What to do?
9/8/2017, 12:24 a.m.
Our media colleagues should stop their mewling over the absence of Democratic candidates Ralph S. Northam, Justin Fairfax and Mark Herring from the annual Labor Day parade in Buena Vista.
Yes, these candidates for governor, lieutenant governor and attorney general, respectively, understood the parade is a political tradition in the Commonwealth, with candidates from both major political parties turning out to stump and glad-hand in the western part of the state.
And, yes, the trio attended a breakfast earlier Monday in Buena Vista, a rally on Sunday in Harrisonburg, a game day event at the University of Virginia in Charlottesville on Saturday and an Eid prayer meeting with the McLean Islamic Center at a Tyson’s Corner hotel on Friday.
Let’s face facts: Buena Vista, a city of 6,300 people, with a 94 percent white population, shouldn’t consider itself the center of the political universe in a diverse state like Virginia, with a population of 8.4 million, 30 percent of whom are people of color.
So we have no issue with the Democratic ticket heading out of Rockbridge County after the breakfast meet-and-greet and flying to Newport News for Congressman Bobby Scott’s 41st annual Labor Day Cookout — also a political tradition, but in the eastern part of the state.
At the cookout, the ticket was joined by U.S. Sen. Tim Kaine, Randi Weingarten, national president of the American Federation of Teachers, and a host of other candidates for various offices where they energized a crowd of several hundred, including a cadre of party faithful and volunteers.
They talked about the critical issues facing Virginia and the nation — funding for public education, health care for the uninsured, job creation, protecting undocumented Dreamers and equal justice.
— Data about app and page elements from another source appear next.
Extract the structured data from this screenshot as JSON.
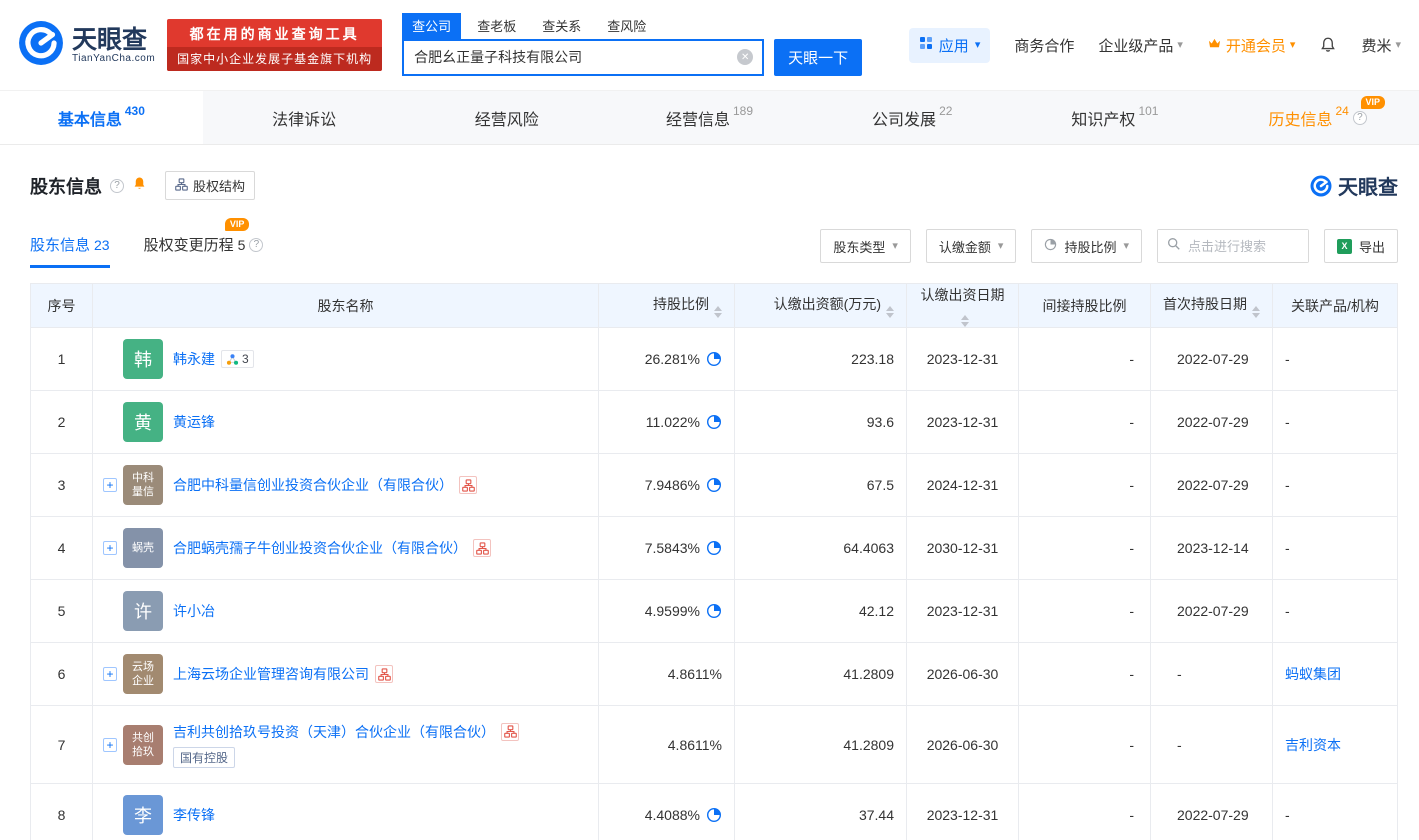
{
  "brand": {
    "name": "天眼查",
    "domain": "TianYanCha.com",
    "promo_line1": "都在用的商业查询工具",
    "promo_line2": "国家中小企业发展子基金旗下机构"
  },
  "search": {
    "tabs": [
      {
        "label": "查公司"
      },
      {
        "label": "查老板"
      },
      {
        "label": "查关系"
      },
      {
        "label": "查风险"
      }
    ],
    "value": "合肥幺正量子科技有限公司",
    "button": "天眼一下"
  },
  "top_menu": {
    "apps": "应用",
    "business": "商务合作",
    "enterprise": "企业级产品",
    "vip": "开通会员",
    "user": "费米"
  },
  "nav_tabs": [
    {
      "label": "基本信息",
      "count": "430"
    },
    {
      "label": "法律诉讼",
      "count": ""
    },
    {
      "label": "经营风险",
      "count": ""
    },
    {
      "label": "经营信息",
      "count": "189"
    },
    {
      "label": "公司发展",
      "count": "22"
    },
    {
      "label": "知识产权",
      "count": "101"
    },
    {
      "label": "历史信息",
      "count": "24",
      "vip": "VIP"
    }
  ],
  "section": {
    "title": "股东信息",
    "equity_structure": "股权结构",
    "brand_mark": "天眼查",
    "tab_main": "股东信息",
    "tab_main_count": "23",
    "tab_history": "股权变更历程",
    "tab_history_count": "5",
    "vip_badge": "VIP",
    "filter_type": "股东类型",
    "filter_amount": "认缴金额",
    "filter_ratio": "持股比例",
    "search_placeholder": "点击进行搜索",
    "export": "导出"
  },
  "table": {
    "columns": {
      "no": "序号",
      "name": "股东名称",
      "ratio": "持股比例",
      "amount": "认缴出资额(万元)",
      "date": "认缴出资日期",
      "indirect": "间接持股比例",
      "first": "首次持股日期",
      "related": "关联产品/机构"
    },
    "rows": [
      {
        "no": "1",
        "avatar": "韩",
        "color": "#45b284",
        "name": "韩永建",
        "graph_count": "3",
        "ratio": "26.281%",
        "amount": "223.18",
        "date": "2023-12-31",
        "indirect": "-",
        "first": "2022-07-29",
        "related": "-"
      },
      {
        "no": "2",
        "avatar": "黄",
        "color": "#45b284",
        "name": "黄运锋",
        "ratio": "11.022%",
        "amount": "93.6",
        "date": "2023-12-31",
        "indirect": "-",
        "first": "2022-07-29",
        "related": "-"
      },
      {
        "no": "3",
        "avatar": "中科\n量信",
        "color": "#9b8b79",
        "name": "合肥中科量信创业投资合伙企业（有限合伙）",
        "ratio": "7.9486%",
        "amount": "67.5",
        "date": "2024-12-31",
        "indirect": "-",
        "first": "2022-07-29",
        "related": "-"
      },
      {
        "no": "4",
        "avatar": "蜗壳",
        "color": "#8492a9",
        "name": "合肥蜗壳孺子牛创业投资合伙企业（有限合伙）",
        "ratio": "7.5843%",
        "amount": "64.4063",
        "date": "2030-12-31",
        "indirect": "-",
        "first": "2023-12-14",
        "related": "-"
      },
      {
        "no": "5",
        "avatar": "许",
        "color": "#8a9cb2",
        "name": "许小冶",
        "ratio": "4.9599%",
        "amount": "42.12",
        "date": "2023-12-31",
        "indirect": "-",
        "first": "2022-07-29",
        "related": "-"
      },
      {
        "no": "6",
        "avatar": "云场\n企业",
        "color": "#a28a70",
        "name": "上海云场企业管理咨询有限公司",
        "ratio": "4.8611%",
        "amount": "41.2809",
        "date": "2026-06-30",
        "indirect": "-",
        "first": "-",
        "related": "蚂蚁集团"
      },
      {
        "no": "7",
        "avatar": "共创\n拾玖",
        "color": "#a87e70",
        "name": "吉利共创拾玖号投资（天津）合伙企业（有限合伙）",
        "tag": "国有控股",
        "ratio": "4.8611%",
        "amount": "41.2809",
        "date": "2026-06-30",
        "indirect": "-",
        "first": "-",
        "related": "吉利资本"
      },
      {
        "no": "8",
        "avatar": "李",
        "color": "#6a97d6",
        "name": "李传锋",
        "ratio": "4.4088%",
        "amount": "37.44",
        "date": "2023-12-31",
        "indirect": "-",
        "first": "2022-07-29",
        "related": "-"
      }
    ]
  },
  "colors": {
    "primary": "#0b70f5",
    "vip_orange": "#ff9000",
    "promo_red": "#e0392e"
  }
}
They talked about how turnout at the ballot box on Tuesday, Nov. 7, will make a clear difference in Virginia’s leadership for the next four years.
The multiracial crowd in Eastern Virginia — part of the state’s highly populous “golden crescent” stretching from Northern Virginia through Richmond to Hampton Roads — understands that turnout is key. It’s what made Virginia a blue state in November 2016, supporting Democrat Hillary Clinton for president rather than backing the shameful, regressive policies of Republican candidate Donald Trump.
And like the candidates, the crowd at Congressman Scott’s picnic understands turnout will be key 60 days from now in Virginia’s gubernatorial election. We can either keep trying to move Virginia forward, or we can turn back the clock.
We know where we stand.
What would you have Virginia do?